Posted November. 20, 2017 07:26,   

Updated November. 20, 2017 08:15


Japan appears to be rushing towards fortifying its military alliance with the United States in the face of North Korea’s nuclear and missile threats. Moreover, the United States is seemingly in agreement on its ally’s becoming of a military power since it hopes that Japan plays an expanded role in security to counter rising China. Japan’s influential politicians are also making increasingly assertive comments in favor of self-armament.

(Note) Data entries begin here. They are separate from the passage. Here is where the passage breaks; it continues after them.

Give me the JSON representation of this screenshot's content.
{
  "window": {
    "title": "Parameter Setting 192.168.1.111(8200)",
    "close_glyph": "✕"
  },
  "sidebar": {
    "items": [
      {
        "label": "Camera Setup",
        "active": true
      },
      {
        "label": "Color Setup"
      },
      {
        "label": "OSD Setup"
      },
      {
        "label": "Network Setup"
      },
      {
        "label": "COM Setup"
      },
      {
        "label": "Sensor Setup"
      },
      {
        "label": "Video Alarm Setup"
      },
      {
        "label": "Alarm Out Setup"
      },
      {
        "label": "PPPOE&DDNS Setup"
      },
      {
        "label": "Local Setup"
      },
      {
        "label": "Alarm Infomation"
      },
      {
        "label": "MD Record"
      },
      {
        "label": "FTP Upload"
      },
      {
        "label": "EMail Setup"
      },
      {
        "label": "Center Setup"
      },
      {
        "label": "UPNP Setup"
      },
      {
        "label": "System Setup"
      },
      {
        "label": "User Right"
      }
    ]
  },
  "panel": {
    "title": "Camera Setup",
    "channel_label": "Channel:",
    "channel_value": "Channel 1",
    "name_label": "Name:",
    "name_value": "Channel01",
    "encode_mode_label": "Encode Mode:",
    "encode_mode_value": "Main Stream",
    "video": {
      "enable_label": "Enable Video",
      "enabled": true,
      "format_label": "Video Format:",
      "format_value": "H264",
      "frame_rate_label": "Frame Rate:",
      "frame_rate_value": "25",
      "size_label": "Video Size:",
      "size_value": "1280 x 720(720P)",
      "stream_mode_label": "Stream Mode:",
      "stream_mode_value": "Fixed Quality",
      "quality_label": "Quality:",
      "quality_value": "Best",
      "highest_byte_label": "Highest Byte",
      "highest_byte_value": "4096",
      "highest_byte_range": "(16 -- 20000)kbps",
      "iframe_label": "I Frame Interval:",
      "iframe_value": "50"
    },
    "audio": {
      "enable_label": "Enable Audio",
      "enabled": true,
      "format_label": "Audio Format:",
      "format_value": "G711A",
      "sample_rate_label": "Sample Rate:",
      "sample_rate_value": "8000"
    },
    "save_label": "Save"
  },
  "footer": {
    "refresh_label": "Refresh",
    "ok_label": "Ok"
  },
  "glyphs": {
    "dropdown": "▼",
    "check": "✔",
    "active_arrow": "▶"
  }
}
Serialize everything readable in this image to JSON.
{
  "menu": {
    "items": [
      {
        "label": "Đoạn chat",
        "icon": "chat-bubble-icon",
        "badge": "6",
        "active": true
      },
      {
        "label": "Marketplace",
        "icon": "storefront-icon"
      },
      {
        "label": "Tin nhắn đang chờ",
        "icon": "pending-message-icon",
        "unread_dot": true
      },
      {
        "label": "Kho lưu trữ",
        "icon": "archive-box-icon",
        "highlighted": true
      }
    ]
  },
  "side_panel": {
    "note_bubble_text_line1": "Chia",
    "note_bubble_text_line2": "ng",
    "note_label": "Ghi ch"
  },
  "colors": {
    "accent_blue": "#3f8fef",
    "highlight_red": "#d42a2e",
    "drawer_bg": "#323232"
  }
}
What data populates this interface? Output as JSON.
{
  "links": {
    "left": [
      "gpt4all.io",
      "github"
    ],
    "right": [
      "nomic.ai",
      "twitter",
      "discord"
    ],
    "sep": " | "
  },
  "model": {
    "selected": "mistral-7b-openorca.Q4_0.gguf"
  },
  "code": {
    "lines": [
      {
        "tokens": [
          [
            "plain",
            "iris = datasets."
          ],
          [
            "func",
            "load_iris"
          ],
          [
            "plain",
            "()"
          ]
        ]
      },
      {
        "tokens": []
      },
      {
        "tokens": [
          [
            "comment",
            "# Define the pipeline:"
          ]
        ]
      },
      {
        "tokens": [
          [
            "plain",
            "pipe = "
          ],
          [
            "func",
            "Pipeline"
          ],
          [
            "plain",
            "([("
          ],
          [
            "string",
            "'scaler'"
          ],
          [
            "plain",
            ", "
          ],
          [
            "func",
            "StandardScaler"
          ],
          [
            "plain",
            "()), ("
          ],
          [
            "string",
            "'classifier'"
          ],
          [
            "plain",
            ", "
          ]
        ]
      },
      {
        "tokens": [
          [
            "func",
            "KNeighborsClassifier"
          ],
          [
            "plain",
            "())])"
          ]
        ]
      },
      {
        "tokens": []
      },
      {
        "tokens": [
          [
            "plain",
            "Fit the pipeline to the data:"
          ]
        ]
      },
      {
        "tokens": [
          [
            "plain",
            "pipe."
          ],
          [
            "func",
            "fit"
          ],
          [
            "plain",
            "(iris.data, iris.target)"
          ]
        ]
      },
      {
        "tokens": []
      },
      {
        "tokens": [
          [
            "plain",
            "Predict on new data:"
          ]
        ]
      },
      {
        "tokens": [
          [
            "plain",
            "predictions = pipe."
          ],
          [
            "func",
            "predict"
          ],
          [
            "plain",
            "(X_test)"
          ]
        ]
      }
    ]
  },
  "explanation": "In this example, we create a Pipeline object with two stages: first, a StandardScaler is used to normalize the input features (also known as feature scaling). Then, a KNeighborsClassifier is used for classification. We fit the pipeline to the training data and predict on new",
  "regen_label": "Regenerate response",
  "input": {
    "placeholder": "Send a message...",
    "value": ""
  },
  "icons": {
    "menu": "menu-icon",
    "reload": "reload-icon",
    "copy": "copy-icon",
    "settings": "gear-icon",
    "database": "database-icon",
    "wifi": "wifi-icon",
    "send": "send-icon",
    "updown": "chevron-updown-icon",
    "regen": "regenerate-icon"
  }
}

The Asahi Shimbun reported Sunday that in August, the nuclear-capable B-52 bombers of the United States had traversed the Japanese islands and conducted a joint training with Japan Air Self-Defense Force fighters in the air space over the East Sea. This is the first time that U.S. B-52 bombers and Japan Air Self-Defense Force fighter jets were confirmed to have performed a combined exercise in the sea near North Korea. Yet, in line with the “Three Non-Nuclear Principles” Japan adopted that rules out the production, possession, or introduction of nuclear weapons, it was reportedly confirmed in advance that the B-52 bombers would fly without nuclear weapons loaded.

“The deployment of B-52 aircraft that can be armed with nuclear weapons has a significant political, military meaning for the North,” said an official at the Japanese government. “The government also considered an option to announce the joint drill to show the strong solidarity between Japan and the United States, but did not make it public as Washington did not want to.” The newspaper added that North Korea seemed to have not recognized the combined exercise of B-52 bombers and Japan’s fighter jets.

Meanwhile, Japan’s Defense Minister Itsunori Onodera will visit Washington and have a bilateral meeting with his U.S. counterpart James Mattis at the White House next January, according to the Sankei Shimbun on Sunday. On his way to the United States, Onodera will also stop by Hawaii to take a view of “Aegis Ashore,” a land-based version of the Aegis Combat System that Japan plans to introduce in 2023.

Young-A Soh sya@donga.com